Somerville's signature. On the reverse of the page, she requests the return of the letter for re-use.
Somerville’s signature. On the reverse of the page, she requests the return of the letter for re-use.

John Connolly
George L. Ohrstrom, Jr. Librarian

Today I get to share an item of which we’re very proud at NSLM. This is the original manuscript of “Riding to Hounds on Long Island,” an essay written by Theodore Roosevelt in July 1886 for the Century Illustrated Monthly Magazine. I’m always certain to bring this out for viewing when we have visitors on tour at the Library.

The essay is beautifully bound and is part of the John H. Daniels Manuscripts Collection.
The essay is beautifully bound and is part of the John H. Daniels Manuscripts Collection.
Red leather and gilt decorations grace this custom binding.

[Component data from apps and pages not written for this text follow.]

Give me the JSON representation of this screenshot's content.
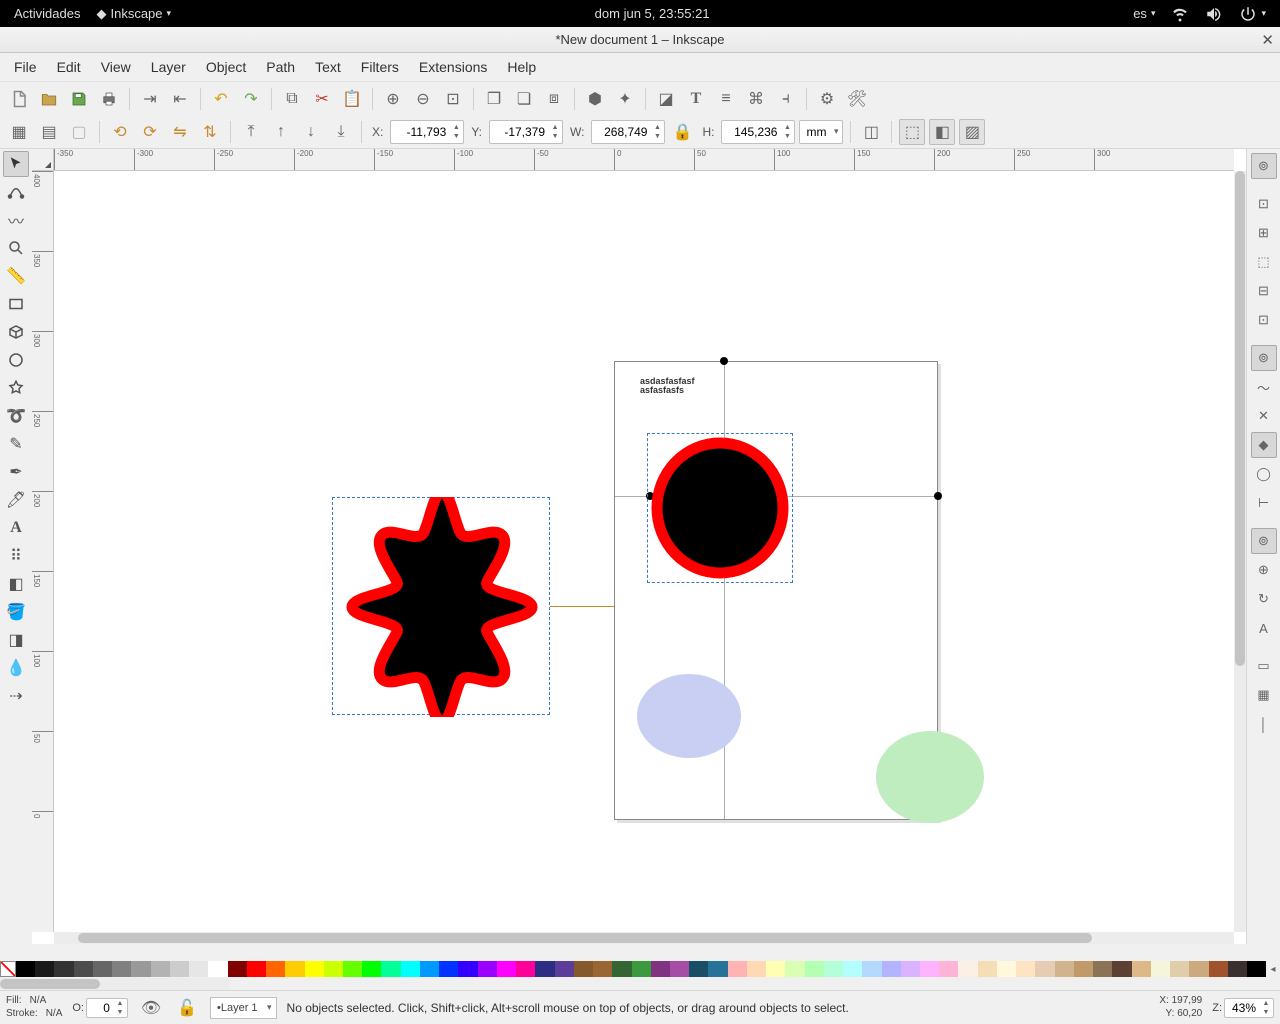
{
  "gnome": {
    "activities": "Actividades",
    "app": "Inkscape",
    "clock": "dom jun  5, 23:55:21",
    "lang": "es"
  },
  "window": {
    "title": "*New document 1 – Inkscape"
  },
  "menus": [
    "File",
    "Edit",
    "View",
    "Layer",
    "Object",
    "Path",
    "Text",
    "Filters",
    "Extensions",
    "Help"
  ],
  "coords": {
    "x_label": "X:",
    "x": "-11,793",
    "y_label": "Y:",
    "y": "-17,379",
    "w_label": "W:",
    "w": "268,749",
    "h_label": "H:",
    "h": "145,236",
    "unit": "mm"
  },
  "ruler_h": [
    "-350",
    "-300",
    "-250",
    "-200",
    "-150",
    "-100",
    "-50",
    "0",
    "50",
    "100",
    "150",
    "200",
    "250",
    "300"
  ],
  "ruler_v": [
    "400",
    "350",
    "300",
    "250",
    "200",
    "150",
    "100",
    "50",
    "0"
  ],
  "canvas_text": {
    "line1": "asdasfasfasf",
    "line2": "asfasfasfs"
  },
  "status": {
    "fill_label": "Fill:",
    "fill_value": "N/A",
    "stroke_label": "Stroke:",
    "stroke_value": "N/A",
    "opacity_label": "O:",
    "opacity_value": "0",
    "layer": "•Layer 1",
    "message": "No objects selected. Click, Shift+click, Alt+scroll mouse on top of objects, or drag around objects to select.",
    "cursor_x_label": "X:",
    "cursor_x": "197,99",
    "cursor_y_label": "Y:",
    "cursor_y": "60,20",
    "zoom_label": "Z:",
    "zoom": "43%"
  },
  "palette_colors": [
    "#000000",
    "#1a1a1a",
    "#333333",
    "#4d4d4d",
    "#666666",
    "#808080",
    "#999999",
    "#b3b3b3",
    "#cccccc",
    "#e6e6e6",
    "#ffffff",
    "#800000",
    "#ff0000",
    "#ff6600",
    "#ffcc00",
    "#ffff00",
    "#ccff00",
    "#66ff00",
    "#00ff00",
    "#00ff99",
    "#00ffff",
    "#0099ff",
    "#0033ff",
    "#3300ff",
    "#9900ff",
    "#ff00ff",
    "#ff0099",
    "#2d2d86",
    "#5c3d99",
    "#86592d",
    "#996633",
    "#336633",
    "#3d993d",
    "#803380",
    "#a64da6",
    "#1a4d66",
    "#267399",
    "#ffb3b3",
    "#ffd9b3",
    "#ffffb3",
    "#d9ffb3",
    "#b3ffb3",
    "#b3ffd9",
    "#b3ffff",
    "#b3d9ff",
    "#b3b3ff",
    "#d9b3ff",
    "#ffb3ff",
    "#ffb3d9",
    "#faf0e6",
    "#f5deb3",
    "#fff8dc",
    "#ffe4c4",
    "#e6ccb3",
    "#d2b48c",
    "#c19a6b",
    "#8b7355",
    "#5c4033",
    "#deb887",
    "#f5f5dc",
    "#e0cda9",
    "#cdaa7d",
    "#a0522d",
    "#3b2f2f",
    "#000000"
  ]
}
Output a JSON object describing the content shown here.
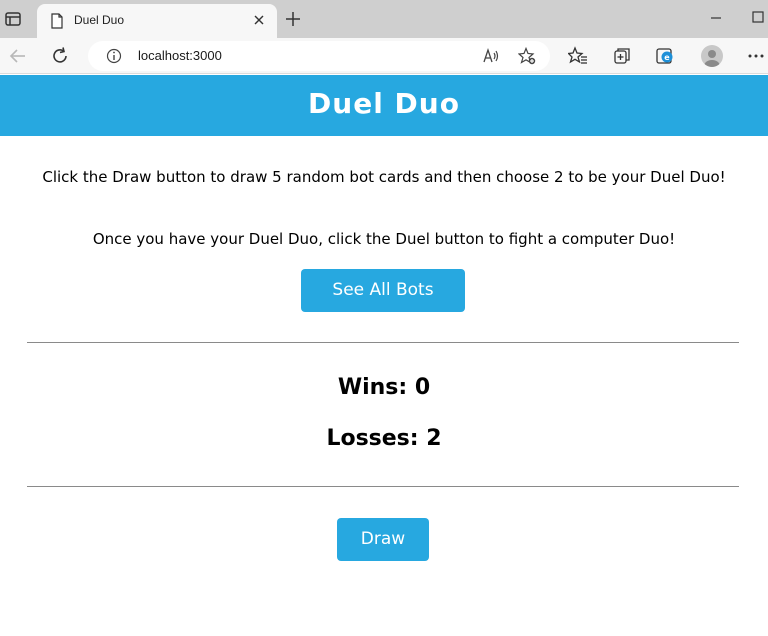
{
  "browser": {
    "tab_title": "Duel Duo",
    "url": "localhost:3000"
  },
  "header": {
    "title": "Duel Duo",
    "background_color": "#27a8e0"
  },
  "instructions": {
    "line1": "Click the Draw button to draw 5 random bot cards and then choose 2 to be your Duel Duo!",
    "line2": "Once you have your Duel Duo, click the Duel button to fight a computer Duo!"
  },
  "buttons": {
    "see_all_bots": "See All Bots",
    "draw": "Draw"
  },
  "stats": {
    "wins": "Wins: 0",
    "losses": "Losses: 2"
  },
  "accent_color": "#27a8e0"
}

Red leather and gilt decorations adorn the custom binding.
The first page. The essay is written on plain note paper.
The first page. The essay is written on plain note paper.
A photograph of Teddy opposite page one. In 1886, Roosevelt was 28 years old.

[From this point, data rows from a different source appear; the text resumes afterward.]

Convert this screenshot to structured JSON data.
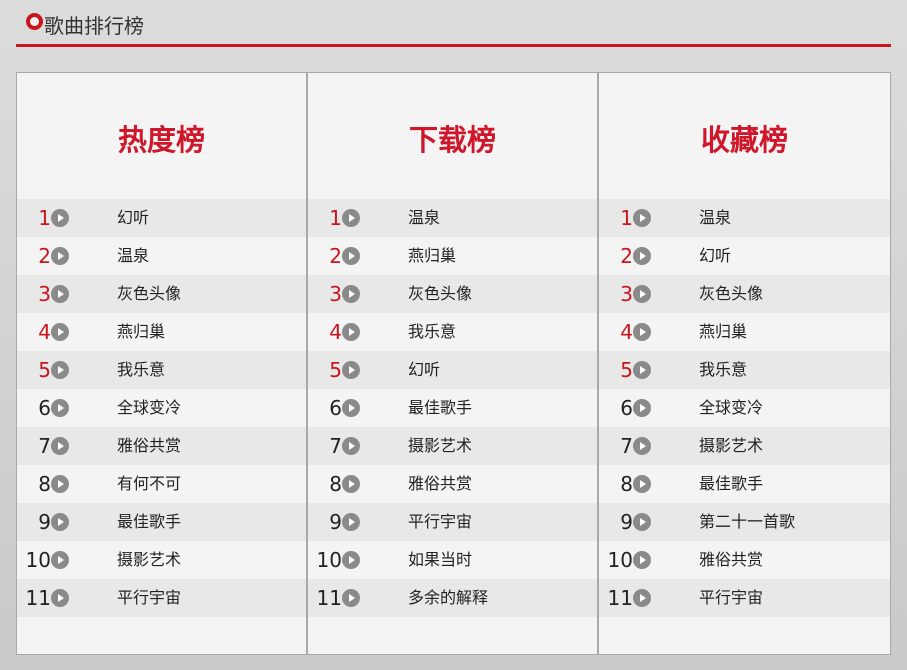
{
  "header": {
    "title": "歌曲排行榜",
    "accent": "#c8161d"
  },
  "boards": [
    {
      "title": "热度榜",
      "songs": [
        "幻听",
        "温泉",
        "灰色头像",
        "燕归巢",
        "我乐意",
        "全球变冷",
        "雅俗共赏",
        "有何不可",
        "最佳歌手",
        "摄影艺术",
        "平行宇宙"
      ]
    },
    {
      "title": "下载榜",
      "songs": [
        "温泉",
        "燕归巢",
        "灰色头像",
        "我乐意",
        "幻听",
        "最佳歌手",
        "摄影艺术",
        "雅俗共赏",
        "平行宇宙",
        "如果当时",
        "多余的解释"
      ]
    },
    {
      "title": "收藏榜",
      "songs": [
        "温泉",
        "幻听",
        "灰色头像",
        "燕归巢",
        "我乐意",
        "全球变冷",
        "摄影艺术",
        "最佳歌手",
        "第二十一首歌",
        "雅俗共赏",
        "平行宇宙"
      ]
    }
  ],
  "ranks": [
    "1",
    "2",
    "3",
    "4",
    "5",
    "6",
    "7",
    "8",
    "9",
    "10",
    "11"
  ],
  "top_rank_count": 5,
  "icons": {
    "header": "record-icon",
    "play": "play-icon"
  },
  "colors": {
    "title_red": "#d0162b",
    "rank_red": "#c8161d",
    "play_gray": "#8a8a8a"
  }
}
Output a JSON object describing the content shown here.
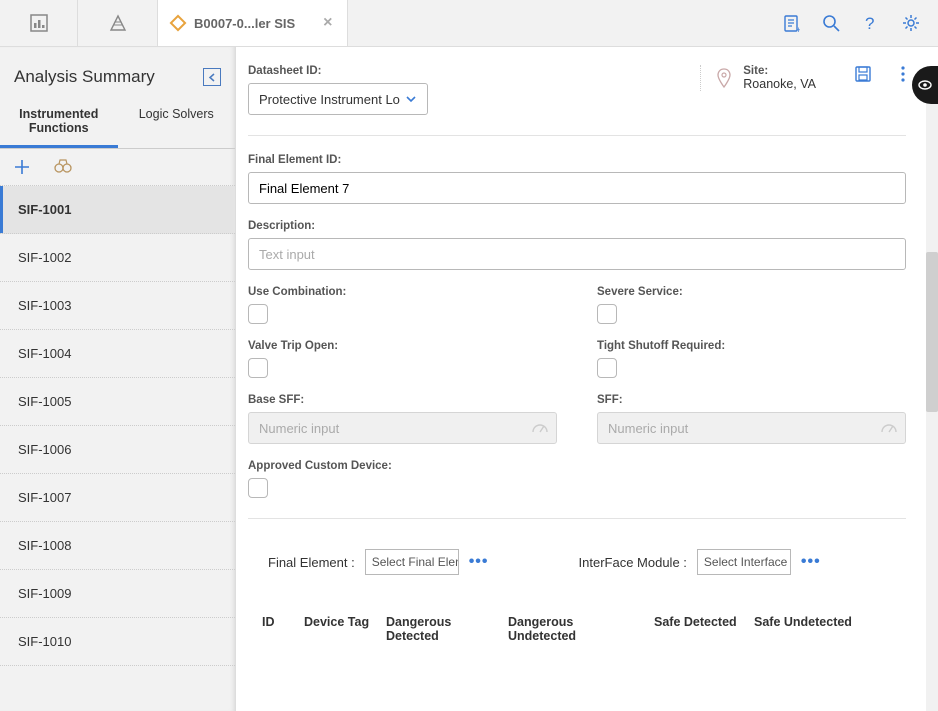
{
  "top": {
    "tab_label": "B0007-0...ler SIS"
  },
  "sidebar": {
    "title": "Analysis Summary",
    "tabs": {
      "instrumented": "Instrumented Functions",
      "logic": "Logic Solvers"
    },
    "items": [
      "SIF-1001",
      "SIF-1002",
      "SIF-1003",
      "SIF-1004",
      "SIF-1005",
      "SIF-1006",
      "SIF-1007",
      "SIF-1008",
      "SIF-1009",
      "SIF-1010"
    ]
  },
  "form": {
    "datasheet_label": "Datasheet ID:",
    "datasheet_value": "Protective Instrument Lo",
    "site_label": "Site:",
    "site_value": "Roanoke, VA",
    "final_element_id_label": "Final Element ID:",
    "final_element_id_value": "Final Element 7",
    "description_label": "Description:",
    "description_placeholder": "Text input",
    "use_combination_label": "Use Combination:",
    "severe_service_label": "Severe Service:",
    "valve_trip_label": "Valve Trip Open:",
    "tight_shutoff_label": "Tight Shutoff Required:",
    "base_sff_label": "Base SFF:",
    "sff_label": "SFF:",
    "numeric_placeholder": "Numeric input",
    "approved_custom_label": "Approved Custom Device:"
  },
  "lower": {
    "final_element_label": "Final Element :",
    "final_element_placeholder": "Select Final Elem",
    "interface_label": "InterFace Module :",
    "interface_placeholder": "Select Interface "
  },
  "table": {
    "h_id": "ID",
    "h_device_tag": "Device Tag",
    "h_dd": "Dangerous Detected",
    "h_du": "Dangerous Undetected",
    "h_sd": "Safe Detected",
    "h_su": "Safe Undetected"
  }
}
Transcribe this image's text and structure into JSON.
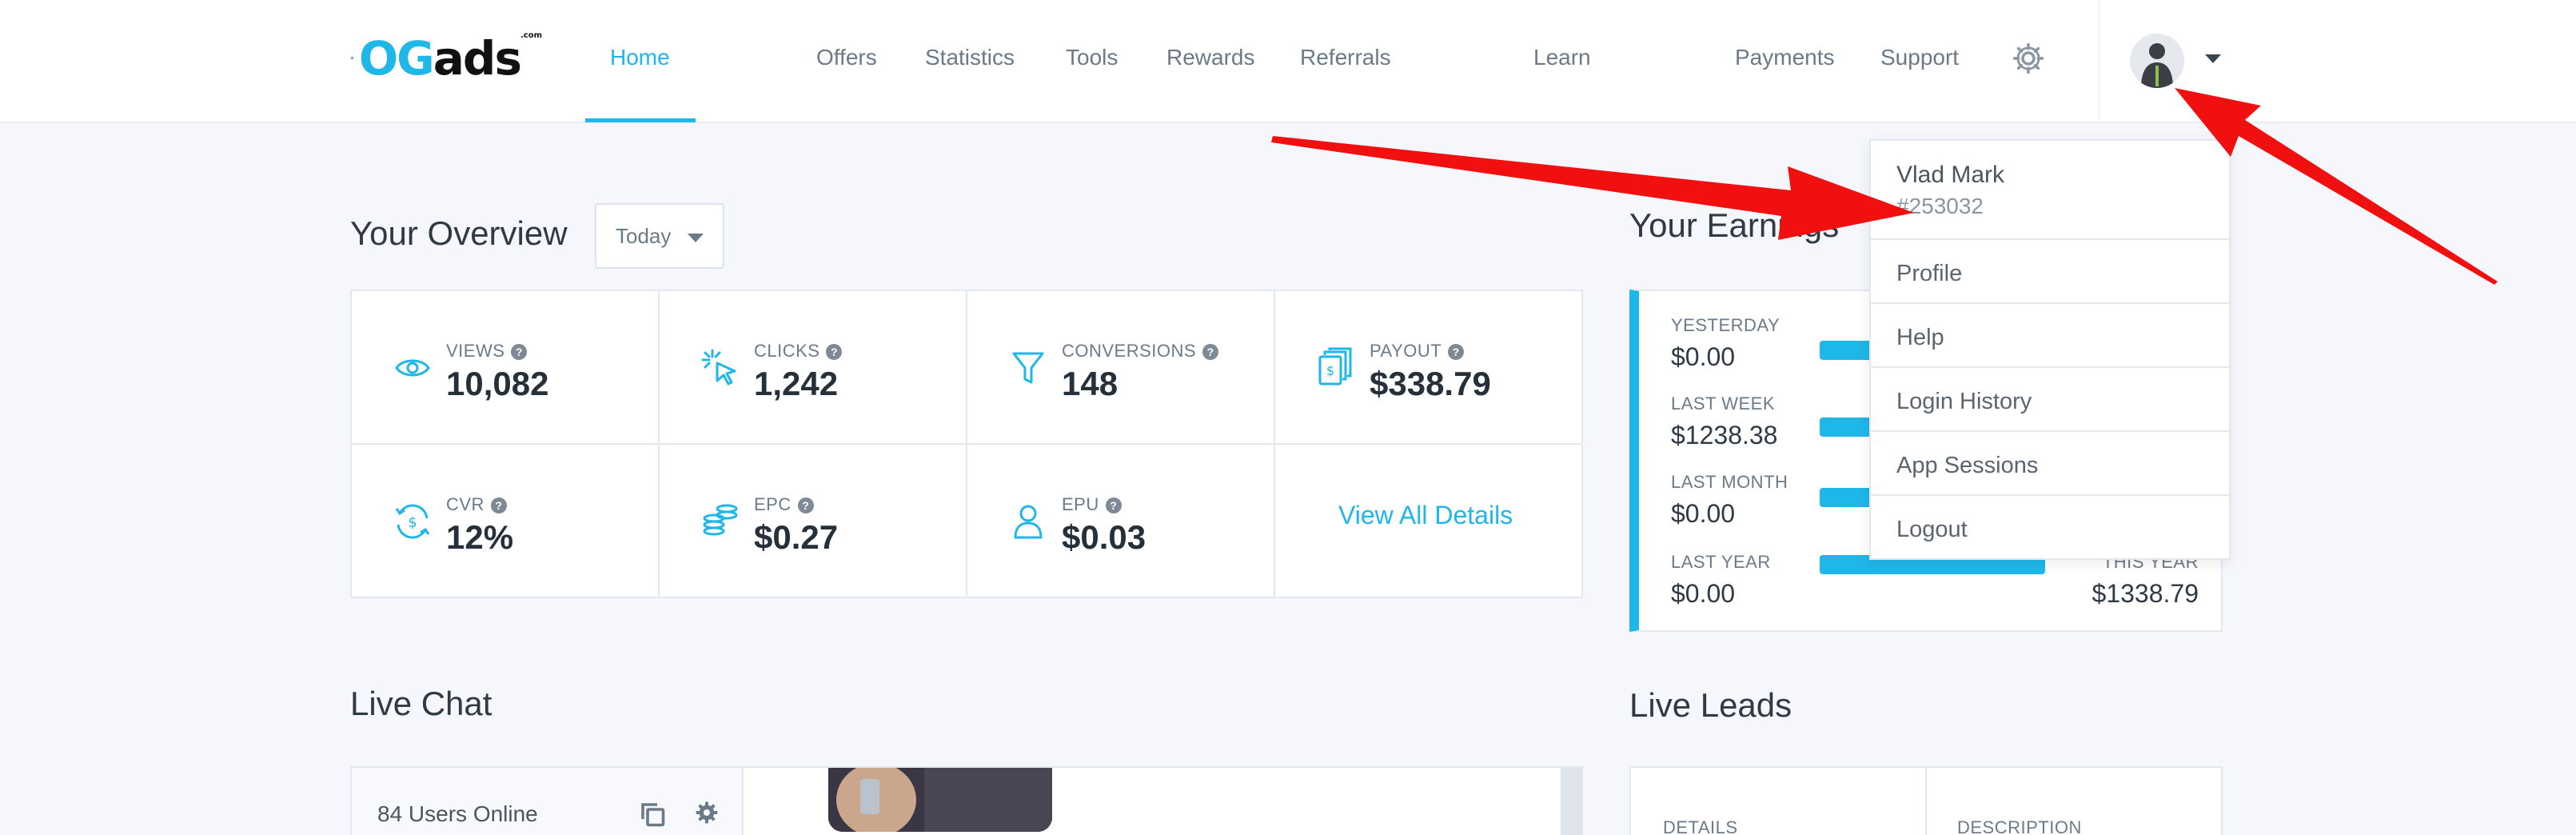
{
  "brand": {
    "logo_text_a": "OG",
    "logo_text_b": "ads",
    "logo_suffix": ".com"
  },
  "nav": {
    "home": "Home",
    "offers": "Offers",
    "statistics": "Statistics",
    "tools": "Tools",
    "rewards": "Rewards",
    "referrals": "Referrals",
    "learn": "Learn",
    "payments": "Payments",
    "support": "Support"
  },
  "overview": {
    "title": "Your Overview",
    "range": "Today",
    "stats": {
      "views": {
        "label": "VIEWS",
        "value": "10,082"
      },
      "clicks": {
        "label": "CLICKS",
        "value": "1,242"
      },
      "conversions": {
        "label": "CONVERSIONS",
        "value": "148"
      },
      "payout": {
        "label": "PAYOUT",
        "value": "$338.79"
      },
      "cvr": {
        "label": "CVR",
        "value": "12%"
      },
      "epc": {
        "label": "EPC",
        "value": "$0.27"
      },
      "epu": {
        "label": "EPU",
        "value": "$0.03"
      }
    },
    "view_all": "View All Details",
    "help_glyph": "?"
  },
  "earnings": {
    "title": "Your Earnings",
    "rows": [
      {
        "label": "YESTERDAY",
        "value": "$0.00"
      },
      {
        "label": "LAST WEEK",
        "value": "$1238.38"
      },
      {
        "label": "LAST MONTH",
        "value": "$0.00"
      },
      {
        "label": "LAST YEAR",
        "value": "$0.00"
      }
    ],
    "this_year": {
      "label": "THIS YEAR",
      "value": "$1338.79"
    }
  },
  "user_menu": {
    "name": "Vlad Mark",
    "id": "#253032",
    "items": [
      "Profile",
      "Help",
      "Login History",
      "App Sessions",
      "Logout"
    ]
  },
  "chat": {
    "title": "Live Chat",
    "online": "84 Users Online"
  },
  "leads": {
    "title": "Live Leads",
    "col_details": "DETAILS",
    "col_description": "DESCRIPTION"
  },
  "colors": {
    "accent": "#1fb6e8",
    "arrow": "#f01010"
  }
}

A photograph of Teddy opposite page one. In 1886, Roosevelt was 28 years old.
The pages are folded into thirds, presumably stored in a pocket or in an envelope.
The pages are folded into thirds, presumably stored in a pocket or in an envelope.
Guests often comment on the edits in the draft body. Even future presidents aren't above revising their work! In the digital era, edits are mainly invisible.
Guests often comment on the edits in the draft body. Even future presidents aren’t above revising their work! In the digital era, edits are mainly invisible.
Roosevelt's signature on the final page of the manuscript.
Roosevelt’s signature on the final page of the manuscript.
The essay was published as the first item in The Century Illustrated Monthly Magazine, July 1886.
The essay was published as the first item in The Century Illustrated Monthly Magazine, July 1886.
Roosevelt's main theme is a defense of foxhunting as a sport compatible with American culture. He refutes the notion that the practice is too British.
Roosevelt’s main theme is a defense of foxhunting as a sport compatible with American culture. He refutes the notion that the practice is too British.
"It goes without saying that the man who takes to hunting, not because it is a manly sport, but because it is done abroad, is a foolish snob; but, after all, he stands about on the same intellectual level with the man who refuses to take it up because it happens to be liked on the other side of the water."
“It goes without saying that the man who takes to hunting, not because it is a manly sport, but because it is done abroad, is a foolish snob; but, after all, he stands about on the same intellectual level with the man who refuses to take it up because it happens to be liked on the other side of the water.”